After serving 26 years in the U.S. Air Force, Mark Wolfenden retired from the military to begin his civilian career. He decided to explore an opportunity in the Human Resources field and has spent the past two years working in the HR division of a manufacturing company. Now he questions why he entered this career field in the first place.

The problem? Wolfenden lacks what career counselors call “job satisfaction.” When you feel satisfied with your job, you have a positive attitude towards your work. However, six months into his new job, Wolfenden was not feeling satisfied. He was drawn to the HR field because he enjoys working with people, but he found his methods for assisting others were tied to many formalities and legalities. “I found myself working more on programs and problems than people,” says Wolfenden.

Wolfenden is not the only one with a job satisfaction dilemma. A poll conducted by Gallup last year[1] showed that in 2013, only 30% of workers felt “engaged and inspired” by their jobs. Everyone else either felt no excitement for their job or felt “actively disengaged” at work. So what does the majority of the workforce population have to be unsatisfied about?

In Wolfenden’s case, the new HR position did not meet his job expectations or match his interests. Yet, the list continues.

Work-related factors also affect job satisfaction. Three researchers from the Netherlands surveyed a group of workers and concluded in their article, “Which factors determine job satisfaction?”[2], that task variety, satisfaction with colleagues and working conditions affect job satisfaction. Other factors could be your chances of career advancement or your work load.

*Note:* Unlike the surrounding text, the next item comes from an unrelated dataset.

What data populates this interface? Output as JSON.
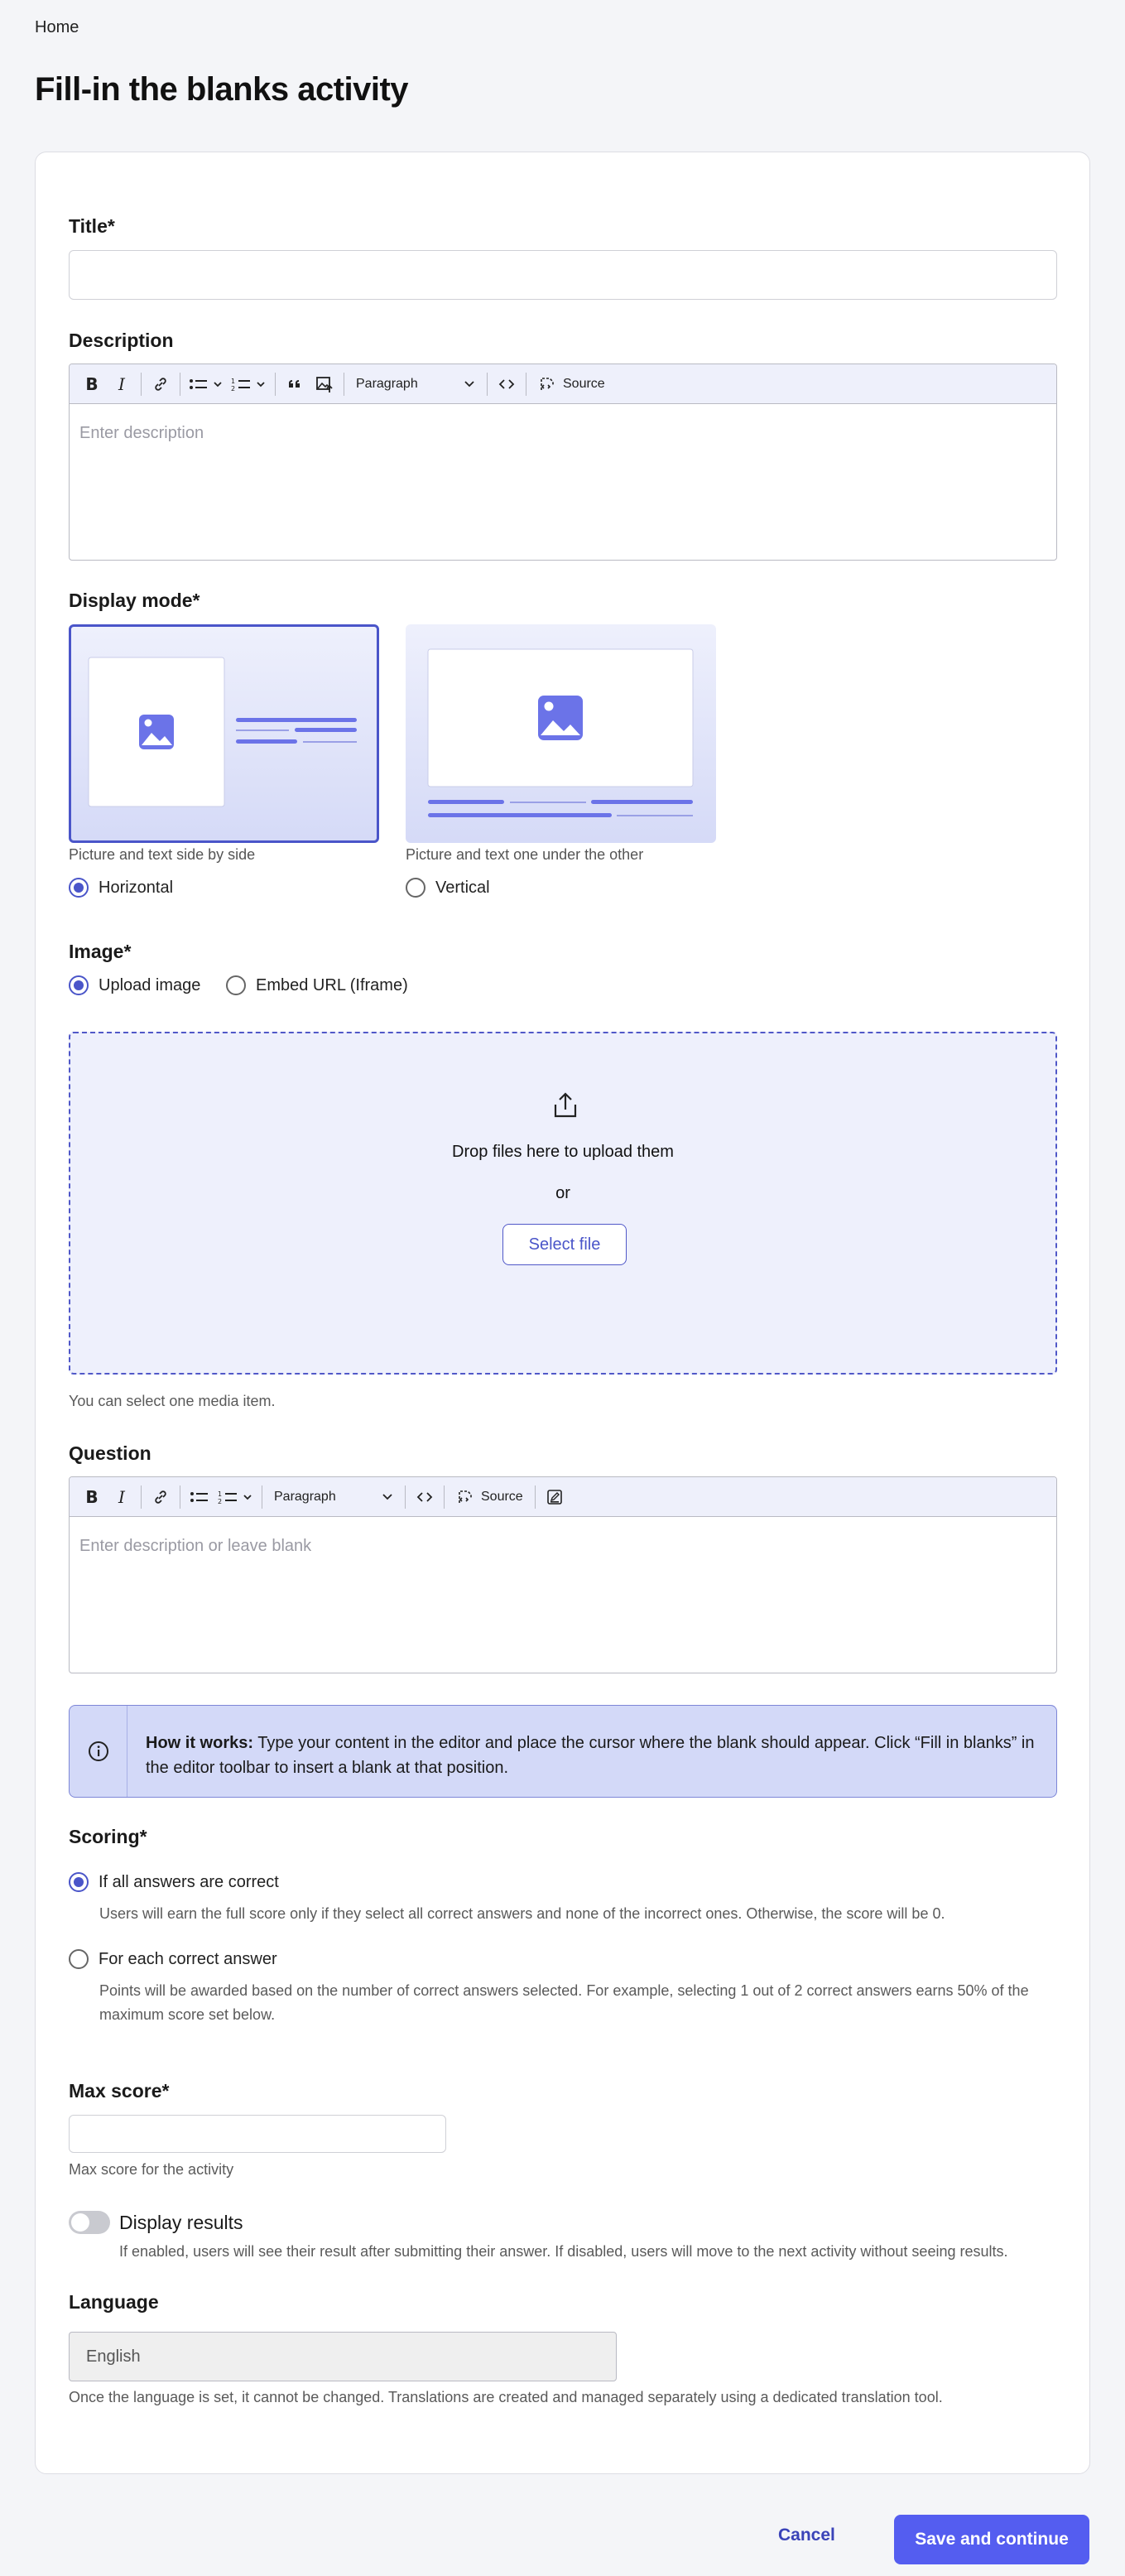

What about your values and beliefs? Does your work align with them, and do you see a greater purpose in the work you do? According to a recent article[3] posted by Quartz contributor Brooke Allen, our problem these days is not a shortage of work–it’s a shortage of purpose. People everywhere from entry level workers to the higher-up executives are unhappy with their jobs because they can’t see how their work is meaningful.

On the up side, experts say there are things people can do to achieve job satisfaction. For example, if task variety is your problem, Mind Tools[4] contributor Dianna Podmoroff says you could switch your shifts, sign up for new training, or ask your boss for different assignments. If you’re exploring different career options, she recommends taking the time to think about your strengths. Then choose a field that compliments them. You’re more likely to feel satisfied at work when you excel at the tasks you’re given.

But what if your problem is harder to fix–like your ability to find purpose in your work? Allen explains you could change your approach to thinking about your job. For example, a retail worker may feel unsatisfied because all she can think about is making money to pay the bills. Instead, what if she focused on the value of helping customers–like helping a mother pick out the right dress for a son’s graduation, or helping a young couple pick out the wedding registry for their new life together? Changing her approach might be what’s needed for the retail worker to feel satisfied.

Or, maybe it’s time to do something more radical–like change careers. Why stay tied down to a job that doesn’t matter to you?

Wolfenden realized he felt the deepest connection to a job when he served as a recruiter for the military. “I always knew when I recruited someone into the Air National Guard that no matter how long they stayed, it could have an incredible positive impact on their lives and future,” says Wolfenden. Recently, he made the decision to leave the HR field and pursue work as a recruiter for a university or the health care sector. “Knowing I assisted someone in finding a job they like or even love is very satisfying,” says Wolfenden.

So if you help make up the 70% who feel unsatisfied at work, start evaluating why. Are you challenged enough? Is your boss a nightmare? Do you value what you do? Making changes on the job–or a career change–is not easy. But if you’re like Wolfenden and question why you took the job in the first place, change might be just what you need. You only have a lifetime to work, so why not feel satisfied doing it?

[1] Kelli B. Grant, “Americans hate their jobs, even with perks,” USA Today, June 30, 2013, accessed March 27, 2014, http://www.usatoday.com/story/money/business/2013/06/30/americans-hate-jobs-office-perks/2457089/.

[2] C.A.M. Roelen, P.C. Koopmans, J.W. Groothoff, “Which work factors determine job satisfaction?,” Work: A Journal of Prevention, Assessment and Rehabilitation 30 (2008): 433-439.

[3] Brooke Allen, “To get a job, write your story instead of a resume,” Quartz, March 27, 2014, accessed March 27, 2014, http://qz.com/192347/to-get-a-job-write-your-story-instead-of-a-resume/.

[4] Mind Tools. “Creating Job Satisfaction,” accessed March 27, 2014, http://www.mindtools.com/pages/article/newCDV_94.htm.